How to Do an Overhead Triceps Extension

How to Do an Overhead Triceps Extension

For those who subscribe to the philosophy that curls get the girls and bi’s get the guys, triceps are easy to skimp on during a workout. But they’re absolutely critical to your upper body’s overall strength and power. And since the triceps muscle accounts for two-thirds of your upper arm’s overall mass, isolating it is key to gaining size and strength. One of the best movements for accomplishing this is the overhead triceps extension.

The overhead triceps extension should be a key player in every tricep workout. It won’t just help you build strong tris; the move also helps set you up for success in other areas. As Openfit fitness specialist Cody Braun notes that strong triceps “assist the chest and shoulder muscles in many functional pressing movements.” Think: Common weightlifting exercises like the shoulder press and bench press, plus everyday movements like picking up your kids or putting away heavy groceries on high shelves.


How to Do the Dumbbell Overhead Triceps Extension With Perfect Form

  • Stand with your feet staggered while holding a pair of dumbbells directly overhead, with your palms facing each other and the weights touching.
  • Without moving your upper arms, lower the weights behind your head. Keep the dumbbells pressed together the whole time.
  • Press the weights back up to the starting position until your arms are fully extended, stopping short of locking them out.
  • Alternate your forward foot each set.


How to Make the Overhead Triceps Extension Easier (and Harder)

Seated Overhead Tricep Extension

To modify the move, use lighter weights or use a single dumbbell instead of two. If you have limited shoulder mobility or core strength, Braun suggests sitting on an upright bench for this exercise.

To intensify the overhead triceps extension, use heavier weights, or try balancing on one foot to further challenge your core.


Bonus Tips for Doing the Overhead Triceps Extension

Braun suggests warming up your shoulders first for better mobility. Also, remember to engage your core — this will help protect your lower back and prevent it from arching or swaying. Finally, it’s an isolation exercise, so you don’t want to go too heavy, or else you may sacrifice form and the full range of motion necessary to take full advantage of the move.


Variations on the Overhead Triceps Extension

If you have access to a weight machine, try the cable overhead triceps extension. This, too, can be performed standing or seated.


Benefits of the Overhead Triceps Extension

The overhead triceps extension achieves a few important objectives. Beyond strengthening all three heads of the triceps (more on that below), it also activates your core, and recruits your shoulder muscles for stability, Braun says. Plus, in the variation depicted in video, the overhead triceps extension works each arm separately, forcing you to confront and correct any muscle imbalances you might have.


What Muscles Are Used in the Overhead Triceps Extension?


It’s no surprise which muscle benefits most from the overhead triceps extension.
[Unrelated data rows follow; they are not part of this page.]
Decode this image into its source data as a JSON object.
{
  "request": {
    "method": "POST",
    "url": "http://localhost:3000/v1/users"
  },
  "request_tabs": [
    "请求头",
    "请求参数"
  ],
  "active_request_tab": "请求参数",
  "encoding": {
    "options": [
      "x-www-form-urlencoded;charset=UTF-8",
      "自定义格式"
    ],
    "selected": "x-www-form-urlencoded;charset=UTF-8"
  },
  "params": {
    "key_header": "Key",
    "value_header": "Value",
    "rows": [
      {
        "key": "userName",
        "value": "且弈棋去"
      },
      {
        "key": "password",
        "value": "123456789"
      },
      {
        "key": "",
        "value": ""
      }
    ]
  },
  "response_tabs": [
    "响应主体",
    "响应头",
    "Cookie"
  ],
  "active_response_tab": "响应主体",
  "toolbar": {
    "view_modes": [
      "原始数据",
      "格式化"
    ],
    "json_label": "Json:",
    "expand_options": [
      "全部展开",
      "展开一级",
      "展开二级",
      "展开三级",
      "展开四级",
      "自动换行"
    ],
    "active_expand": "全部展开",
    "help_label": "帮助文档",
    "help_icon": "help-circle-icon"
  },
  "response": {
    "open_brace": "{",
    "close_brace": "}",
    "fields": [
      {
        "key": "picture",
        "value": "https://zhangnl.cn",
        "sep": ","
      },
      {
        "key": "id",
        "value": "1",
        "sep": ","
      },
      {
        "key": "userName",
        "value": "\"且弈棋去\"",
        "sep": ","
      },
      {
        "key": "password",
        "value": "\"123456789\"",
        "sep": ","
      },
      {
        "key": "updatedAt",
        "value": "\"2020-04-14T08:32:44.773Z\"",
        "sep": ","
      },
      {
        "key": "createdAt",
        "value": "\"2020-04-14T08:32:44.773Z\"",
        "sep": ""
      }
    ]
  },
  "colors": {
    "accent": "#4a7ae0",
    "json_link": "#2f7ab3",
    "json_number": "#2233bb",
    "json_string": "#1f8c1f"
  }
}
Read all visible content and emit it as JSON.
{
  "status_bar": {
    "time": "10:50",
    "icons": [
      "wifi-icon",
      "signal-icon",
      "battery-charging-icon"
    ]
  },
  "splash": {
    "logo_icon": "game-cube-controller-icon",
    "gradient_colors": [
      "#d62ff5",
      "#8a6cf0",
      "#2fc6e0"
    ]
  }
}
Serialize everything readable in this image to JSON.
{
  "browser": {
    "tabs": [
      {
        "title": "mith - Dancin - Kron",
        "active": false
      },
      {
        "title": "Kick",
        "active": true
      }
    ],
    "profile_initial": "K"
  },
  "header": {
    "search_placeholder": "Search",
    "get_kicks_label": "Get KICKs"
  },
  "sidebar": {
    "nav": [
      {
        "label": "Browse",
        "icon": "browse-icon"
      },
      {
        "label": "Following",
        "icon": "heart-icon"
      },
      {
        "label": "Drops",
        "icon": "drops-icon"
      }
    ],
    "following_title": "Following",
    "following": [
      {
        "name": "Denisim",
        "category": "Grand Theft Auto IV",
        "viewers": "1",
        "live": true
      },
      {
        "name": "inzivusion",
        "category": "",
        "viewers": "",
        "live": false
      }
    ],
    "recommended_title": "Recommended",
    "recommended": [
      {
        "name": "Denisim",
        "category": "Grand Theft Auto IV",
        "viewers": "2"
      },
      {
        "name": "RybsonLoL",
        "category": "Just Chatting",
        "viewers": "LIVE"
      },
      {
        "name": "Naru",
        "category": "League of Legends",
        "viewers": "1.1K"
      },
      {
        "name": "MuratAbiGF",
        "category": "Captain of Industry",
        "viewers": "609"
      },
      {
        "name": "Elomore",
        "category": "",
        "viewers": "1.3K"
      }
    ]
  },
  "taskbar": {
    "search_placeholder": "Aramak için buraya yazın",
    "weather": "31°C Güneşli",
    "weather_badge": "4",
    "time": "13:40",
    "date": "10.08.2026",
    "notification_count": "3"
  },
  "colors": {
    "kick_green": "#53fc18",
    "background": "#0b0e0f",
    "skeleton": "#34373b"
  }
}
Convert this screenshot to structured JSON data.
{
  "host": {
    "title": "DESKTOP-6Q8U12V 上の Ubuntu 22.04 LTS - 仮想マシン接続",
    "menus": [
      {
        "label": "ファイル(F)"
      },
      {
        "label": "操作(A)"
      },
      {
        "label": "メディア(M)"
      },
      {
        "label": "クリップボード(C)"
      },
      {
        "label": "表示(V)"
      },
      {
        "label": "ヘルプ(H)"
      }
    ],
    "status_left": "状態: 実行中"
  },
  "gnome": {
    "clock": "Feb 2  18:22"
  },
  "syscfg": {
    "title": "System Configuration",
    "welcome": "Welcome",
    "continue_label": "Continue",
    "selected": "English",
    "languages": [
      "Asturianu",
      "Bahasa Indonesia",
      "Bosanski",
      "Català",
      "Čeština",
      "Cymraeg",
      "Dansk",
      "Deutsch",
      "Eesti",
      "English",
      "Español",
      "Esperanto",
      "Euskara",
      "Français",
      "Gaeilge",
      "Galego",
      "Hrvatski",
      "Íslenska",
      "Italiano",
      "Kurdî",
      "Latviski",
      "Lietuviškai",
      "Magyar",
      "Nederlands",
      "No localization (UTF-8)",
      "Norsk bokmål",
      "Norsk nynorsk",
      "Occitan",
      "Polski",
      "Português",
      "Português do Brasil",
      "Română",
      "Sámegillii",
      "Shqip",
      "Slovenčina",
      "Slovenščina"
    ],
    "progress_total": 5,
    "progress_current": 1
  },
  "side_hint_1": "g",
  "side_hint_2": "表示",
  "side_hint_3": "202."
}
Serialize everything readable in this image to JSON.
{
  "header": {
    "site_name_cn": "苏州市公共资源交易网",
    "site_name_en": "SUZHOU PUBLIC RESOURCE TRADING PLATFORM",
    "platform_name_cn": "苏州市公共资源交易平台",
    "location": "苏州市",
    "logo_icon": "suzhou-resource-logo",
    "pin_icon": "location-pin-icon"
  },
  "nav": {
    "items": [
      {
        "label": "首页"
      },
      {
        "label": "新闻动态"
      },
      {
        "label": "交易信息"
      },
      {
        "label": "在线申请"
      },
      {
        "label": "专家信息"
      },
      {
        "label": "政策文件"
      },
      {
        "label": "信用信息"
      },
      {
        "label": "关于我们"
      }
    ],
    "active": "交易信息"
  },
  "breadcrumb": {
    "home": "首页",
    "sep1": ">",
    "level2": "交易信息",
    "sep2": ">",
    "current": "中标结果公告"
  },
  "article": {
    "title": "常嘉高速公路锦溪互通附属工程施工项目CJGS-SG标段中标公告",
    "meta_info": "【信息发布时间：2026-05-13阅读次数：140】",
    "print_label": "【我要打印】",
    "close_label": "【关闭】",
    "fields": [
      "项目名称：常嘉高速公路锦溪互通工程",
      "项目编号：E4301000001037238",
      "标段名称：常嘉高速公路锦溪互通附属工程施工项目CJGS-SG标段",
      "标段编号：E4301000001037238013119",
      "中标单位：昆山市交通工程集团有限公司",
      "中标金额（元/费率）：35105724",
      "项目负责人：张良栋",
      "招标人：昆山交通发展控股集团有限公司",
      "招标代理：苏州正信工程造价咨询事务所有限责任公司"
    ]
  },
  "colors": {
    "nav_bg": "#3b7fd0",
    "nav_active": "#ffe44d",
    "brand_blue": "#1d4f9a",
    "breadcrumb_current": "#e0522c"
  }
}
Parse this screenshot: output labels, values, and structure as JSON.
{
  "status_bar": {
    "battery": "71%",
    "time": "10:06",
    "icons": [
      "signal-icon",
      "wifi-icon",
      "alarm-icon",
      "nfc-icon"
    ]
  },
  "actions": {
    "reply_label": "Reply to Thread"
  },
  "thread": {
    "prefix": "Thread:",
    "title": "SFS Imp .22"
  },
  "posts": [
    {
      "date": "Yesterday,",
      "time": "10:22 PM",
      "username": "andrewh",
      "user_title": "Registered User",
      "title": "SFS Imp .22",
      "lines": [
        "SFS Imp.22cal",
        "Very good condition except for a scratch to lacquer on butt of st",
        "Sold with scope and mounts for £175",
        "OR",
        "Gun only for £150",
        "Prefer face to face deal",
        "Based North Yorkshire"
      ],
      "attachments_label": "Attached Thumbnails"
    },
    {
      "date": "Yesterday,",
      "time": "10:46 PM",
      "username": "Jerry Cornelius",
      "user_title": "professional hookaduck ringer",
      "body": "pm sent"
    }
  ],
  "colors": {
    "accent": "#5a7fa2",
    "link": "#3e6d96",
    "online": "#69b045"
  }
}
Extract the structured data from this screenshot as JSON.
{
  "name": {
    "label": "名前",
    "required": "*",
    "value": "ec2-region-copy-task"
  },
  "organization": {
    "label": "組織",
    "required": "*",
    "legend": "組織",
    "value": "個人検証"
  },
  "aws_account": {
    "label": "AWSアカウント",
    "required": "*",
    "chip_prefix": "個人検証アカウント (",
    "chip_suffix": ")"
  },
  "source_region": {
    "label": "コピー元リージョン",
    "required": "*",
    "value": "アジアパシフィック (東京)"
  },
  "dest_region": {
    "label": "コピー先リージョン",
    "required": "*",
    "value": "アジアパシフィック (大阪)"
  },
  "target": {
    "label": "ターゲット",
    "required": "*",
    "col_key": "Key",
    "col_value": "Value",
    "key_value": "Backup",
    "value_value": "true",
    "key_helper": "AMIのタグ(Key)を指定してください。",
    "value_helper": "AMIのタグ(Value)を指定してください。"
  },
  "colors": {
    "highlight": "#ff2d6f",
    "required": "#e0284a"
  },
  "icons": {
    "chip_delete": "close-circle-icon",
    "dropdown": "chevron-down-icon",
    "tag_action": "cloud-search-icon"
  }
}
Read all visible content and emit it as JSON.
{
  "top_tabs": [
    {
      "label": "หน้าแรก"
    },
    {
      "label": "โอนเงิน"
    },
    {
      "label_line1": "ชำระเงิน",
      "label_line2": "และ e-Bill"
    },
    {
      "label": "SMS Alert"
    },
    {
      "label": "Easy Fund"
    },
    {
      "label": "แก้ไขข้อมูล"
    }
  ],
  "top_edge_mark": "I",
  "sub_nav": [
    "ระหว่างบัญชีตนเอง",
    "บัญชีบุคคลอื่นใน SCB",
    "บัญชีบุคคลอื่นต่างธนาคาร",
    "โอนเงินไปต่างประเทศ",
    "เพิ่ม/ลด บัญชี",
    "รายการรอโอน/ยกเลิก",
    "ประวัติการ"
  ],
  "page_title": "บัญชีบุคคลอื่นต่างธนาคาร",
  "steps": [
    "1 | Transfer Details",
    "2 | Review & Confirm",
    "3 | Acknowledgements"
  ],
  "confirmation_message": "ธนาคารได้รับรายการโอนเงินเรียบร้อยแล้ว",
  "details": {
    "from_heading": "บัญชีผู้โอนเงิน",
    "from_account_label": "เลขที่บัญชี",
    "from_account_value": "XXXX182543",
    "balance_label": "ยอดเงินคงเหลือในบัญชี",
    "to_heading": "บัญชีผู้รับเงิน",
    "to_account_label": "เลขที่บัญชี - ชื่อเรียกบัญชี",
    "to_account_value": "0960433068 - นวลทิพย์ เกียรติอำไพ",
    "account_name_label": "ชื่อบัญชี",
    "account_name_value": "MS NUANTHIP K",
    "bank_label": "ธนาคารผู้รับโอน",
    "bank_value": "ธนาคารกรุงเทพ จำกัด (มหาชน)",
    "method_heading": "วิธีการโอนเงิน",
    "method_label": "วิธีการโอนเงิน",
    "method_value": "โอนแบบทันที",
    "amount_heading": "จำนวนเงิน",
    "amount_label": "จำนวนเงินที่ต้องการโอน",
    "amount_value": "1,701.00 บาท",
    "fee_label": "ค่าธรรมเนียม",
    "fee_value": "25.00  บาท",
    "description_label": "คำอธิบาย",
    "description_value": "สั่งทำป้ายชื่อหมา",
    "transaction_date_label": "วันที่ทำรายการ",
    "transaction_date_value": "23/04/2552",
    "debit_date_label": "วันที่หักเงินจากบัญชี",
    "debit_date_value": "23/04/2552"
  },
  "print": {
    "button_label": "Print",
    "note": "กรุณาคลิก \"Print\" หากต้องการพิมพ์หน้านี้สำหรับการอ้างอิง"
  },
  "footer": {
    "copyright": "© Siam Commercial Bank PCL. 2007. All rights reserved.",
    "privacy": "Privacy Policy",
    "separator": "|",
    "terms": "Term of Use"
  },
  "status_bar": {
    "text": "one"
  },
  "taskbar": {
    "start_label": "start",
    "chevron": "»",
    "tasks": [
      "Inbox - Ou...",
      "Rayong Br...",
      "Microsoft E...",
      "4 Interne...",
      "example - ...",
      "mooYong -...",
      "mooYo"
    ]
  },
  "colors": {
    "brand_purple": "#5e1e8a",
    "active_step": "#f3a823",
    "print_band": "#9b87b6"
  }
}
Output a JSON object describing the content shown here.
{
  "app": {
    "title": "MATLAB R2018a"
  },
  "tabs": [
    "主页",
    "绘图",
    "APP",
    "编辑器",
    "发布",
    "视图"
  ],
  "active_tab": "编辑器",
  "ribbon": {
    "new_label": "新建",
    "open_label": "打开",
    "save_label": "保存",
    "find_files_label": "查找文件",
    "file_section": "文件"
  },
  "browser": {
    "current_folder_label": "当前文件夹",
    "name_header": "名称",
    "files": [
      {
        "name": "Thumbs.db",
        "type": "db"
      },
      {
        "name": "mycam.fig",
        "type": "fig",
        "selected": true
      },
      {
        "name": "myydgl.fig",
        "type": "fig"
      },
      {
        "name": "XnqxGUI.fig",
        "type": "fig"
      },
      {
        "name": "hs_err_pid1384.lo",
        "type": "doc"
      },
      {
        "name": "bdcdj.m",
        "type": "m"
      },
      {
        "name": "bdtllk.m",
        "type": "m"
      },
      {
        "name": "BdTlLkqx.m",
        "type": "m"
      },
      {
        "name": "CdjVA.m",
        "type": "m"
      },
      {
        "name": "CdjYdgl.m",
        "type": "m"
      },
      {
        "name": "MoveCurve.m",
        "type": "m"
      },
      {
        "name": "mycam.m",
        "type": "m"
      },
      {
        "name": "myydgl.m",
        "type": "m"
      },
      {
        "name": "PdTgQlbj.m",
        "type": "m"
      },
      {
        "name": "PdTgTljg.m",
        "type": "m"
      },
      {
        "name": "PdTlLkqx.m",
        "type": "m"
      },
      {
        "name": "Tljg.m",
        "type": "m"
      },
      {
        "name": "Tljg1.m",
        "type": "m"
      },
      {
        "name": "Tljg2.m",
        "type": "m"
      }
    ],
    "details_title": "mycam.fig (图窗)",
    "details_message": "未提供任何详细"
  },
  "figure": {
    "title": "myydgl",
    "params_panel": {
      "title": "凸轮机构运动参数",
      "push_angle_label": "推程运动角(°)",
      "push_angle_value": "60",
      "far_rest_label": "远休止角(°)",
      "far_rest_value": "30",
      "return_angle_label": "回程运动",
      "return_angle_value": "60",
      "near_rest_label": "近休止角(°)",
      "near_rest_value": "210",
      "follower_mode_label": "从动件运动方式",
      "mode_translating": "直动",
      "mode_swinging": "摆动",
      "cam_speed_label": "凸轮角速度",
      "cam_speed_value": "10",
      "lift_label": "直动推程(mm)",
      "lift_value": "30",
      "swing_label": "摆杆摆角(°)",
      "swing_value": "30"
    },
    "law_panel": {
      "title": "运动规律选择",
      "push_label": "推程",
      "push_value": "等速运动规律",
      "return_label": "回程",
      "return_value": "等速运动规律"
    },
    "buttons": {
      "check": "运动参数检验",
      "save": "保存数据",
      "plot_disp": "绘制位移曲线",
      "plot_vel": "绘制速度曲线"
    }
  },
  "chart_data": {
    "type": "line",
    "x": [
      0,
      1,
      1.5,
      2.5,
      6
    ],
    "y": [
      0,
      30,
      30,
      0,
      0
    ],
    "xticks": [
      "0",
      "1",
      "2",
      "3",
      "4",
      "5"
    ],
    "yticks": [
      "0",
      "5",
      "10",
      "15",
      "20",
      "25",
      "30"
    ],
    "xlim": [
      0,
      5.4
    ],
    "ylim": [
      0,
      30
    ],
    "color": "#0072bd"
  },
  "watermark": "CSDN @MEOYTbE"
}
But the way in which the muscle is worked during any triceps exercise varies depending on a number of factors, including grip, body position, and plane of movement. The triceps is a single muscle comprised of three heads. Working outward from body, they are: the long head, the medial head, and the lateral head.

The medial and lateral heads originate atop the humerus (upper arm bone), while the long head originates at the scapula (shoulder blade). They all eventually fuse together and attach at the elbow to facilitate the straightening of your arm. The medial head is framed by the other two, which form the horseshoe associated with a defined triceps muscle.


This is the muscle most responsible for movement of your shoulder, the body’s most mobile joint. It’s comprised of three sections: the anterior (front) deltoid, which helps raise your arm forward; the lateral deltoid, which helps raise your arm out to the side; and the posterior (rear) deltoid, which helps raise your arm behind you. In an overhead triceps extension, the anterior delt receives the greatest emphasis.

Paige Smith


Paige Smith is a content marketing writer specializing in health, fitness, and nutrition. Her work has appeared in Men's Health, My Fitness Pal, Furthermore by Equinox, and the Huffington Post. Follow her on Twitter.